A recent publication has examined the epidemiology of Salmonella prevalence on egg-producing farms in Japan. This article provides statistics including odds ratios associated with a number of management and housing variables.
The authors considered a wide range of Salmonella in their research. Since the epidemiology of Group D Salmonella including S. Enteriditis differs from non-Group D serotypes, the conclusions in the trial should be carefully evaluated.
Univariate analysis of risk factors on one of the two farming groups considered, showed high odds ratios for induced molting, in-line egg processing and in-line processing.
A discordant observation was that farms which disinfected vehicles before entering the facility yielded a high odds ratio. Disinfection of vehicles before entering the farm had a high odds ratio for Salmonella infection which appears counter intuitive. The authors also found that suppression of rodents had no effect on the prevalence of Salmonella and that there was no protective effect from vaccination.
The results demonstrate contradiction with accepted knowledge and practice. Most certainly improving biosecurity, providing farm clothing to workers, diligent vaccination and intensive suppression of rodents all contribute to a reduction in the prevalence of SE on US farms. In order to interpret the results obtained from the study in Japan, it will be necessary to carefully evaluate the criteria used and to separate the results relating to Group D Salmonella from other serogroups.
Inevitably the opponents of intensive egg production will deliberately take out of context the apparent correlation between prevalence of Salmonella infection and operation of in-line units.

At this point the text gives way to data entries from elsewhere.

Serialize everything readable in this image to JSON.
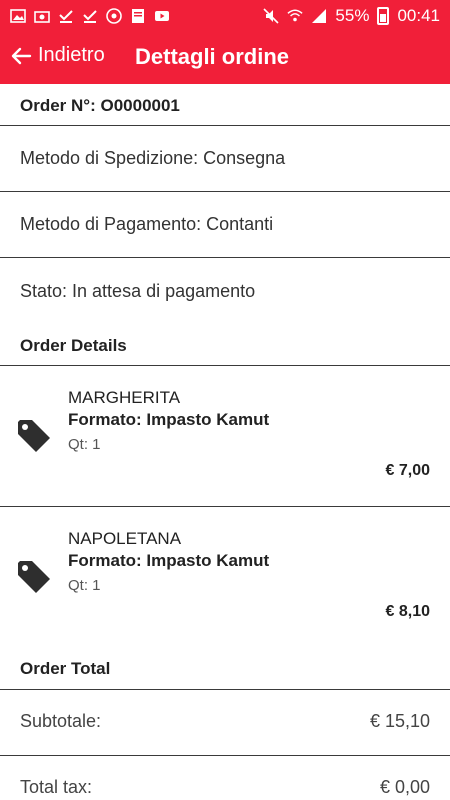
{
  "status_bar": {
    "battery": "55%",
    "time": "00:41"
  },
  "header": {
    "back_label": "Indietro",
    "title": "Dettagli ordine"
  },
  "order": {
    "number": "Order N°: O0000001",
    "shipping": "Metodo di Spedizione: Consegna",
    "payment": "Metodo di Pagamento: Contanti",
    "status": "Stato: In attesa di pagamento"
  },
  "details_heading": "Order Details",
  "items": [
    {
      "name": "MARGHERITA",
      "format": "Formato: Impasto Kamut",
      "qty": "Qt: 1",
      "price": "€ 7,00"
    },
    {
      "name": "NAPOLETANA",
      "format": "Formato: Impasto Kamut",
      "qty": "Qt: 1",
      "price": "€ 8,10"
    }
  ],
  "total_heading": "Order Total",
  "totals": [
    {
      "label": "Subtotale:",
      "value": "€ 15,10"
    },
    {
      "label": "Total tax:",
      "value": "€ 0,00"
    }
  ],
  "colors": {
    "accent": "#f11f39"
  }
}
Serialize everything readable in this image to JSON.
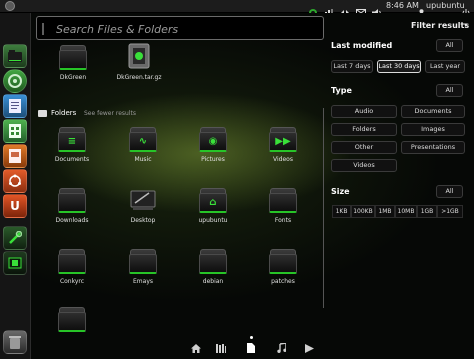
{
  "panel": {
    "clock": "8:46 AM",
    "user": "upubuntu"
  },
  "search": {
    "placeholder": "Search Files & Folders"
  },
  "top_items": [
    {
      "label": "DkGreen",
      "icon": "folder-icon"
    },
    {
      "label": "DkGreen.tar.gz",
      "icon": "archive-icon"
    }
  ],
  "folders_section": {
    "title": "Folders",
    "see_fewer": "See fewer results"
  },
  "folders": [
    {
      "label": "Documents",
      "icon": "documents-folder-icon"
    },
    {
      "label": "Music",
      "icon": "music-folder-icon"
    },
    {
      "label": "Pictures",
      "icon": "pictures-folder-icon"
    },
    {
      "label": "Videos",
      "icon": "videos-folder-icon"
    },
    {
      "label": "Downloads",
      "icon": "downloads-folder-icon"
    },
    {
      "label": "Desktop",
      "icon": "desktop-folder-icon"
    },
    {
      "label": "upubuntu",
      "icon": "home-folder-icon"
    },
    {
      "label": "Fonts",
      "icon": "fonts-folder-icon"
    },
    {
      "label": "Conkyrc",
      "icon": "folder-icon"
    },
    {
      "label": "Emays",
      "icon": "folder-icon"
    },
    {
      "label": "debian",
      "icon": "folder-icon"
    },
    {
      "label": "patches",
      "icon": "folder-icon"
    }
  ],
  "filter": {
    "title": "Filter results",
    "last_modified": {
      "heading": "Last modified",
      "all": "All",
      "options": [
        "Last 7 days",
        "Last 30 days",
        "Last year"
      ],
      "selected": "Last 30 days"
    },
    "type": {
      "heading": "Type",
      "all": "All",
      "options": [
        "Audio",
        "Documents",
        "Folders",
        "Images",
        "Other",
        "Presentations",
        "Videos"
      ]
    },
    "size": {
      "heading": "Size",
      "all": "All",
      "options": [
        "1KB",
        "100KB",
        "1MB",
        "10MB",
        "1GB",
        ">1GB"
      ]
    }
  },
  "lenses": [
    "home-lens-icon",
    "applications-lens-icon",
    "files-lens-icon",
    "music-lens-icon",
    "video-lens-icon"
  ],
  "colors": {
    "accent": "#2ec62e",
    "panel_bg": "#1c1c1c",
    "dash_bg": "#060806"
  }
}
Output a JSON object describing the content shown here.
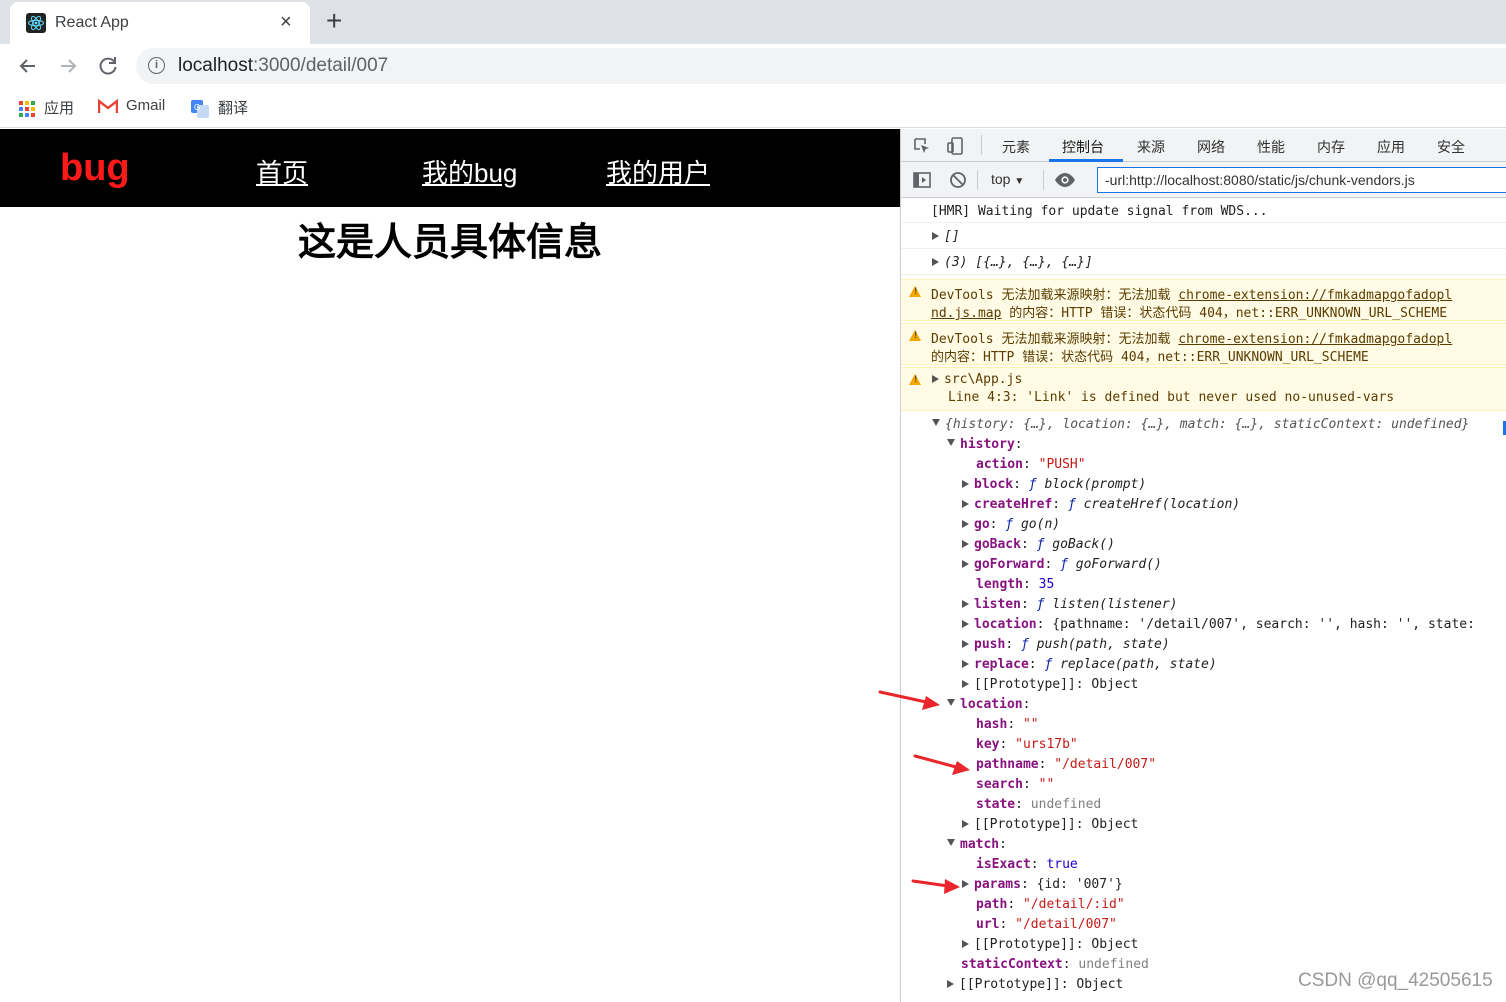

This misinterpretation will be applied to discredit large facilities which provide the bulk of US eggs.